■ Problem ■
Please find all lines containing "label" in the listing below and copy them.

■ Data provided ■
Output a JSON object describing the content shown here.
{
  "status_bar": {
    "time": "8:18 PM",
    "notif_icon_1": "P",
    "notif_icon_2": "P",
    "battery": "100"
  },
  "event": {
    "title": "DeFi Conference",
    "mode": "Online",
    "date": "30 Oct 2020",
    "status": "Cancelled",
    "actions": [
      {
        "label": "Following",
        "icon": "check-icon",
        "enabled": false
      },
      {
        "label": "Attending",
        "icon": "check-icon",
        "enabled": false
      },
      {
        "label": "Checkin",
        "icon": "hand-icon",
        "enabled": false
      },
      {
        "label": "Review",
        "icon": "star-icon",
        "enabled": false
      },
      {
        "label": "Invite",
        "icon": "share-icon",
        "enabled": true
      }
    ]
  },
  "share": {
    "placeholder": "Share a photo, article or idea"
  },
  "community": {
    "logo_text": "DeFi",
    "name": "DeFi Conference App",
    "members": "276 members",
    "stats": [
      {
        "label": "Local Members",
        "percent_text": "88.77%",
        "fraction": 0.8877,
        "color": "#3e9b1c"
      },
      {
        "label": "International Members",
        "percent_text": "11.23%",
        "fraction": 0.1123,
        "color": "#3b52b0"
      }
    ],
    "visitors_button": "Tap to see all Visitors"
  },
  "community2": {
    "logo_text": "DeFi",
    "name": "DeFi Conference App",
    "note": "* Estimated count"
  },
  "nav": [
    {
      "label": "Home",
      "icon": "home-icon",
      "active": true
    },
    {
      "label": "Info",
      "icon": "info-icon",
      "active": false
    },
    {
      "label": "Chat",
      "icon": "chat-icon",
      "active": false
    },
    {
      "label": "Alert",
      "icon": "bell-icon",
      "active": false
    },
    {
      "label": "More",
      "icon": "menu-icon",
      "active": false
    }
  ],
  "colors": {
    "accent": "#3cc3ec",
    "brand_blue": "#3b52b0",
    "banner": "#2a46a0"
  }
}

■ Written solution ■
        "label": "Following",
        "label": "Attending",
        "label": "Checkin",
        "label": "Review",
        "label": "Invite",
        "label": "Local Members",
        "label": "International Members",
      "label": "Home",
      "label": "Info",
      "label": "Chat",
      "label": "Alert",
      "label": "More",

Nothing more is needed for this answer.